Give back the whole listing verbatim, printing none of its pictures.

*** Opening Study material ***

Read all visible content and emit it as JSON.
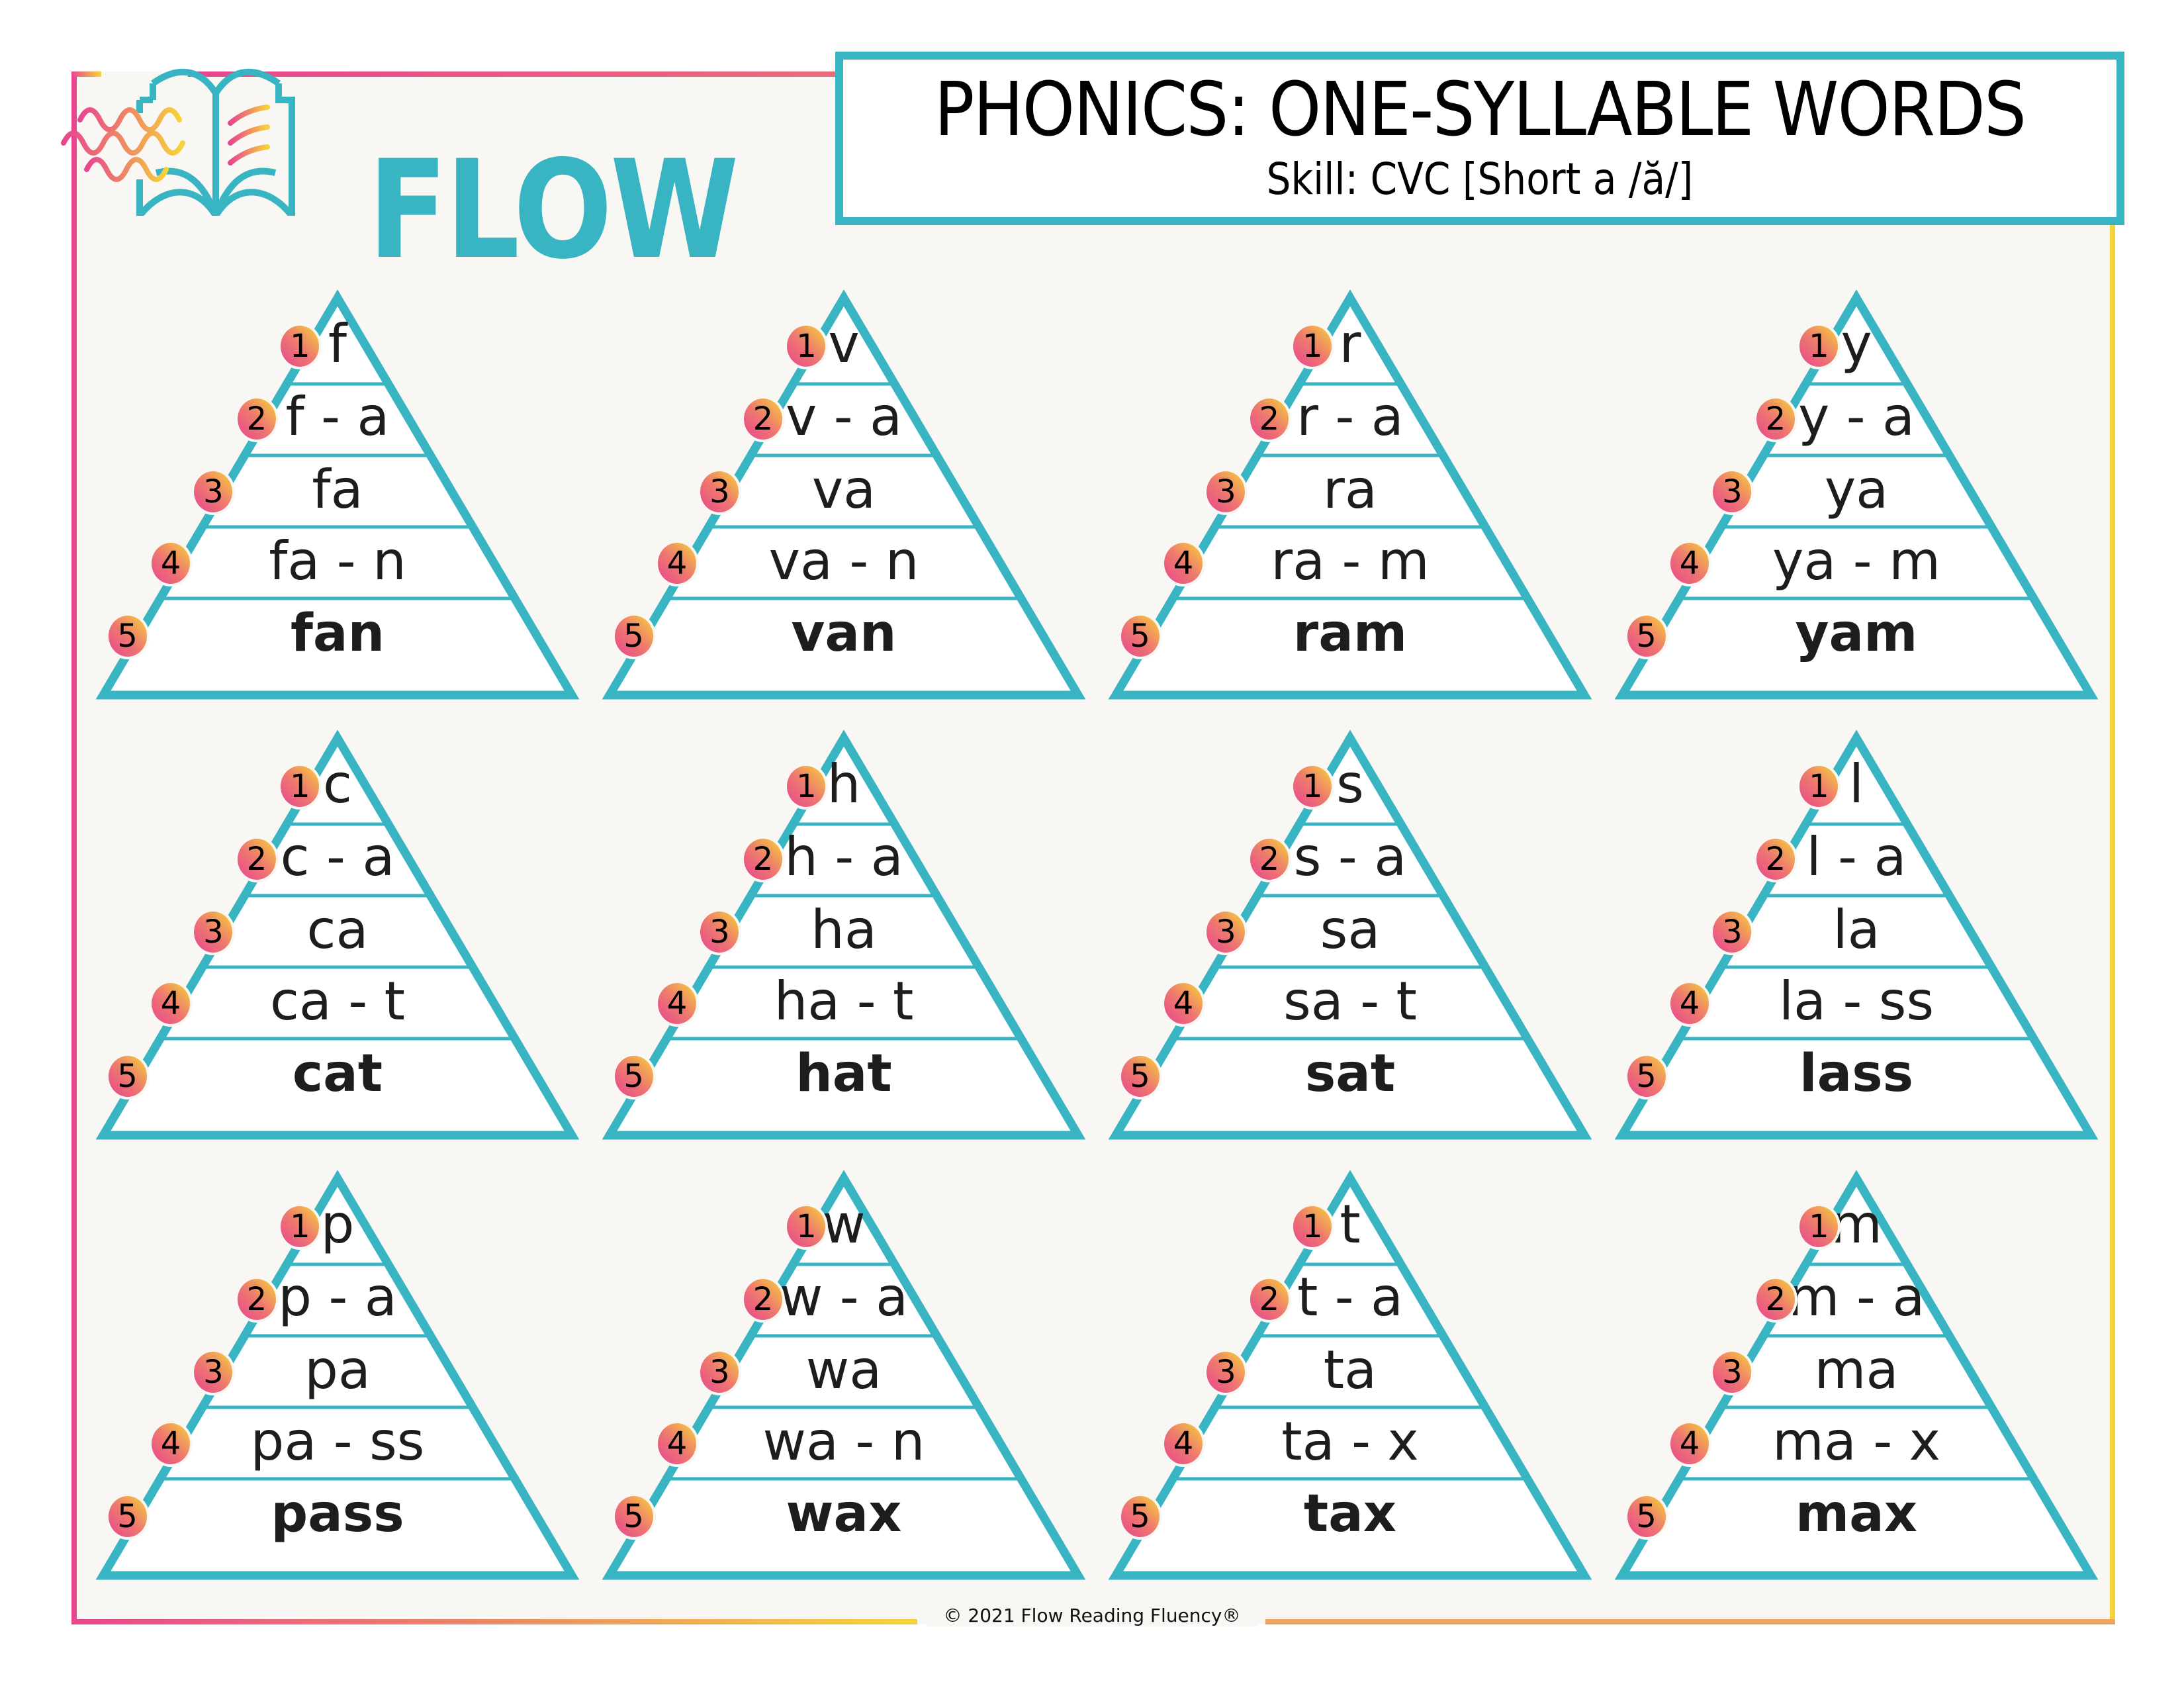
{
  "logo": {
    "text": "FLOW",
    "icon": "open-book-icon"
  },
  "header": {
    "title": "PHONICS: ONE-SYLLABLE WORDS",
    "subtitle": "Skill: CVC [Short a  /ă/]"
  },
  "colors": {
    "teal": "#39b4c3",
    "pink": "#e8468f",
    "orange": "#ee8a64",
    "yellow": "#f6d33a",
    "background": "#f8f7f3"
  },
  "pyramids": [
    {
      "rows": [
        "f",
        "f - a",
        "fa",
        "fa - n",
        "fan"
      ]
    },
    {
      "rows": [
        "v",
        "v - a",
        "va",
        "va - n",
        "van"
      ]
    },
    {
      "rows": [
        "r",
        "r - a",
        "ra",
        "ra - m",
        "ram"
      ]
    },
    {
      "rows": [
        "y",
        "y - a",
        "ya",
        "ya - m",
        "yam"
      ]
    },
    {
      "rows": [
        "c",
        "c - a",
        "ca",
        "ca - t",
        "cat"
      ]
    },
    {
      "rows": [
        "h",
        "h - a",
        "ha",
        "ha - t",
        "hat"
      ]
    },
    {
      "rows": [
        "s",
        "s - a",
        "sa",
        "sa - t",
        "sat"
      ]
    },
    {
      "rows": [
        "l",
        "l - a",
        "la",
        "la - ss",
        "lass"
      ]
    },
    {
      "rows": [
        "p",
        "p - a",
        "pa",
        "pa - ss",
        "pass"
      ]
    },
    {
      "rows": [
        "w",
        "w - a",
        "wa",
        "wa - n",
        "wax"
      ]
    },
    {
      "rows": [
        "t",
        "t - a",
        "ta",
        "ta - x",
        "tax"
      ]
    },
    {
      "rows": [
        "m",
        "m - a",
        "ma",
        "ma - x",
        "max"
      ]
    }
  ],
  "step_numbers": [
    "1",
    "2",
    "3",
    "4",
    "5"
  ],
  "footer": {
    "copyright": "© 2021 Flow Reading Fluency®"
  }
}
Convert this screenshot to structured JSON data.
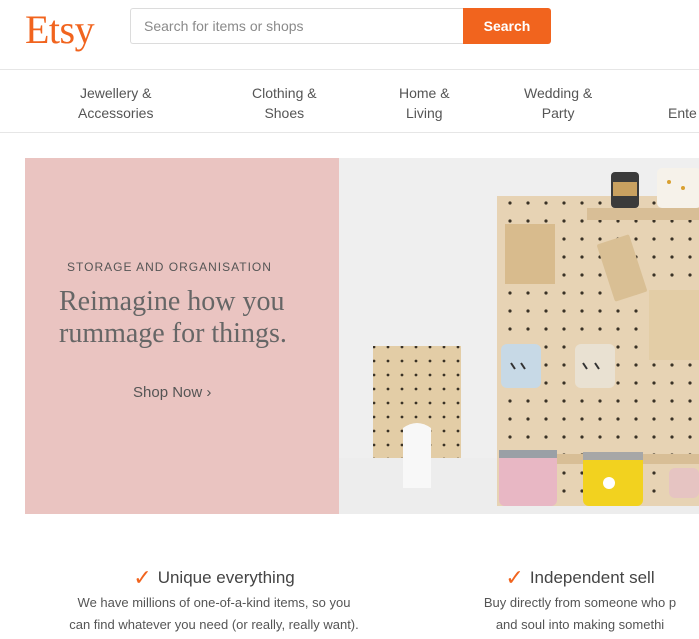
{
  "header": {
    "logo": "Etsy",
    "search_placeholder": "Search for items or shops",
    "search_button": "Search"
  },
  "nav": {
    "items": [
      {
        "label": "Jewellery &\nAccessories"
      },
      {
        "label": "Clothing &\nShoes"
      },
      {
        "label": "Home &\nLiving"
      },
      {
        "label": "Wedding &\nParty"
      },
      {
        "label": "Ente"
      }
    ]
  },
  "hero": {
    "eyebrow": "STORAGE AND ORGANISATION",
    "title": "Reimagine how you\nrummage for things.",
    "cta": "Shop Now ›",
    "carousel": {
      "count": 3,
      "active_index": 0
    },
    "colors": {
      "panel": "#eac4c1",
      "image_bg": "#efefef"
    }
  },
  "value_props": [
    {
      "icon": "check-icon",
      "title": "Unique everything",
      "body": "We have millions of one-of-a-kind items, so you\ncan find whatever you need (or really, really want)."
    },
    {
      "icon": "check-icon",
      "title": "Independent sell",
      "body": "Buy directly from someone who p\nand soul into making somethi"
    }
  ],
  "colors": {
    "brand": "#f1641e"
  }
}
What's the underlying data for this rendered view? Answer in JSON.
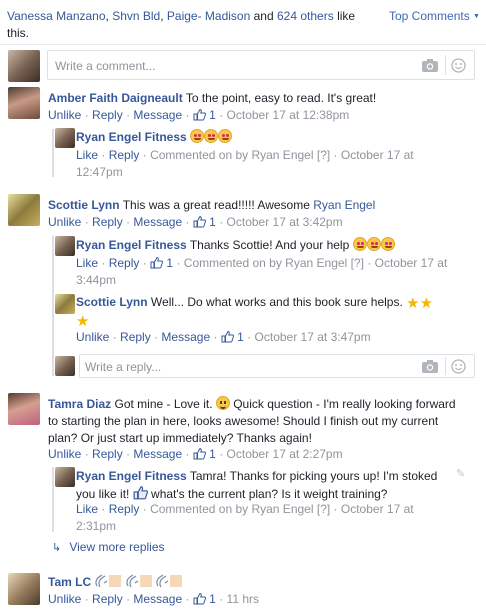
{
  "header": {
    "likers": [
      "Vanessa Manzano",
      "Shvn Bld",
      "Paige- Madison"
    ],
    "and_text": "and",
    "others_count": "624 others",
    "like_text": "like",
    "this_text": "this.",
    "sort_label": "Top Comments"
  },
  "composer": {
    "placeholder": "Write a comment..."
  },
  "actions": {
    "unlike": "Unlike",
    "like": "Like",
    "reply": "Reply",
    "message": "Message",
    "sep": "·",
    "commented_on_by": "Commented on by Ryan Engel",
    "bracket": "[?]"
  },
  "comments": [
    {
      "author": "Amber Faith Daigneault",
      "text": "To the point, easy to read. It's great!",
      "likes": "1",
      "time": "October 17 at 12:38pm",
      "replies": [
        {
          "author": "Ryan Engel Fitness",
          "time_line1": "October 17 at",
          "time_line2": "12:47pm"
        }
      ]
    },
    {
      "author": "Scottie Lynn",
      "text": "This was a great read!!!!! Awesome",
      "mention": "Ryan Engel",
      "likes": "1",
      "time": "October 17 at 3:42pm",
      "replies": [
        {
          "author": "Ryan Engel Fitness",
          "text": "Thanks Scottie! And your help",
          "likes": "1",
          "time_line1": "October 17 at",
          "time_line2": "3:44pm"
        },
        {
          "author": "Scottie Lynn",
          "text": "Well... Do what works and this book sure helps.",
          "likes": "1",
          "time": "October 17 at 3:47pm"
        }
      ],
      "reply_placeholder": "Write a reply..."
    },
    {
      "author": "Tamra Diaz",
      "text_lines": [
        "Got mine - Love it.",
        "Quick question - I'm really looking forward",
        "to starting the plan in here, looks awesome! Should I finish out my current",
        "plan? Or just start up immediately? Thanks again!"
      ],
      "likes": "1",
      "time": "October 17 at 2:27pm",
      "replies": [
        {
          "author": "Ryan Engel Fitness",
          "text_lines": [
            "Tamra! Thanks for picking yours up! I'm stoked",
            "you like it!",
            "what's the current plan? Is it weight training?"
          ],
          "time_line1": "October 17 at",
          "time_line2": "2:31pm"
        }
      ],
      "view_more": "View more replies"
    },
    {
      "author": "Tam LC",
      "likes": "1",
      "time": "11 hrs"
    }
  ],
  "colors": {
    "link": "#365899",
    "meta": "#90949c",
    "border": "#dddfe2",
    "sort": "#4267b2"
  }
}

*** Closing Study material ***

Exercise result
Read all visible content and emit it as JSON.
{
  "logo": {
    "text": "FLOW",
    "icon": "open-book-icon"
  },
  "header": {
    "title": "PHONICS: ONE-SYLLABLE WORDS",
    "subtitle": "Skill: CVC [Short a  /ă/]"
  },
  "colors": {
    "teal": "#39b4c3",
    "pink": "#e8468f",
    "orange": "#ee8a64",
    "yellow": "#f6d33a",
    "background": "#f8f7f3"
  },
  "pyramids": [
    {
      "rows": [
        "f",
        "f - a",
        "fa",
        "fa - n",
        "fan"
      ]
    },
    {
      "rows": [
        "v",
        "v - a",
        "va",
        "va - n",
        "van"
      ]
    },
    {
      "rows": [
        "r",
        "r - a",
        "ra",
        "ra - m",
        "ram"
      ]
    },
    {
      "rows": [
        "y",
        "y - a",
        "ya",
        "ya - m",
        "yam"
      ]
    },
    {
      "rows": [
        "c",
        "c - a",
        "ca",
        "ca - t",
        "cat"
      ]
    },
    {
      "rows": [
        "h",
        "h - a",
        "ha",
        "ha - t",
        "hat"
      ]
    },
    {
      "rows": [
        "s",
        "s - a",
        "sa",
        "sa - t",
        "sat"
      ]
    },
    {
      "rows": [
        "l",
        "l - a",
        "la",
        "la - ss",
        "lass"
      ]
    },
    {
      "rows": [
        "p",
        "p - a",
        "pa",
        "pa - ss",
        "pass"
      ]
    },
    {
      "rows": [
        "w",
        "w - a",
        "wa",
        "wa - n",
        "wax"
      ]
    },
    {
      "rows": [
        "t",
        "t - a",
        "ta",
        "ta - x",
        "tax"
      ]
    },
    {
      "rows": [
        "m",
        "m - a",
        "ma",
        "ma - x",
        "max"
      ]
    }
  ],
  "step_numbers": [
    "1",
    "2",
    "3",
    "4",
    "5"
  ],
  "footer": {
    "copyright": "© 2021 Flow Reading Fluency®"
  }
}
Convert this screenshot to structured JSON data.
{
  "header": {
    "logo": "Etsy",
    "search_placeholder": "Search for items or shops",
    "search_button": "Search"
  },
  "nav": {
    "items": [
      {
        "label": "Jewellery &\nAccessories"
      },
      {
        "label": "Clothing &\nShoes"
      },
      {
        "label": "Home &\nLiving"
      },
      {
        "label": "Wedding &\nParty"
      },
      {
        "label": "Ente"
      }
    ]
  },
  "hero": {
    "eyebrow": "STORAGE AND ORGANISATION",
    "title": "Reimagine how you\nrummage for things.",
    "cta": "Shop Now ›",
    "carousel": {
      "count": 3,
      "active_index": 0
    },
    "colors": {
      "panel": "#eac4c1",
      "image_bg": "#efefef"
    }
  },
  "value_props": [
    {
      "icon": "check-icon",
      "title": "Unique everything",
      "body": "We have millions of one-of-a-kind items, so you\ncan find whatever you need (or really, really want)."
    },
    {
      "icon": "check-icon",
      "title": "Independent sell",
      "body": "Buy directly from someone who p\nand soul into making somethi"
    }
  ],
  "colors": {
    "brand": "#f1641e"
  }
}
What's the underlying data for this rendered view? Answer in JSON.
{
  "header": {
    "likers": [
      "Vanessa Manzano",
      "Shvn Bld",
      "Paige- Madison"
    ],
    "and_text": "and",
    "others_count": "624 others",
    "like_text": "like",
    "this_text": "this.",
    "sort_label": "Top Comments"
  },
  "composer": {
    "placeholder": "Write a comment..."
  },
  "actions": {
    "unlike": "Unlike",
    "like": "Like",
    "reply": "Reply",
    "message": "Message",
    "sep": "·",
    "commented_on_by": "Commented on by Ryan Engel",
    "bracket": "[?]"
  },
  "comments": [
    {
      "author": "Amber Faith Daigneault",
      "text": "To the point, easy to read. It's great!",
      "likes": "1",
      "time": "October 17 at 12:38pm",
      "replies": [
        {
          "author": "Ryan Engel Fitness",
          "time_line1": "October 17 at",
          "time_line2": "12:47pm"
        }
      ]
    },
    {
      "author": "Scottie Lynn",
      "text": "This was a great read!!!!! Awesome",
      "mention": "Ryan Engel",
      "likes": "1",
      "time": "October 17 at 3:42pm",
      "replies": [
        {
          "author": "Ryan Engel Fitness",
          "text": "Thanks Scottie! And your help",
          "likes": "1",
          "time_line1": "October 17 at",
          "time_line2": "3:44pm"
        },
        {
          "author": "Scottie Lynn",
          "text": "Well... Do what works and this book sure helps.",
          "likes": "1",
          "time": "October 17 at 3:47pm"
        }
      ],
      "reply_placeholder": "Write a reply..."
    },
    {
      "author": "Tamra Diaz",
      "text_lines": [
        "Got mine - Love it.",
        "Quick question - I'm really looking forward",
        "to starting the plan in here, looks awesome! Should I finish out my current",
        "plan? Or just start up immediately? Thanks again!"
      ],
      "likes": "1",
      "time": "October 17 at 2:27pm",
      "replies": [
        {
          "author": "Ryan Engel Fitness",
          "text_lines": [
            "Tamra! Thanks for picking yours up! I'm stoked",
            "you like it!",
            "what's the current plan? Is it weight training?"
          ],
          "time_line1": "October 17 at",
          "time_line2": "2:31pm"
        }
      ],
      "view_more": "View more replies"
    },
    {
      "author": "Tam LC",
      "likes": "1",
      "time": "11 hrs"
    }
  ],
  "colors": {
    "link": "#365899",
    "meta": "#90949c",
    "border": "#dddfe2",
    "sort": "#4267b2"
  }
}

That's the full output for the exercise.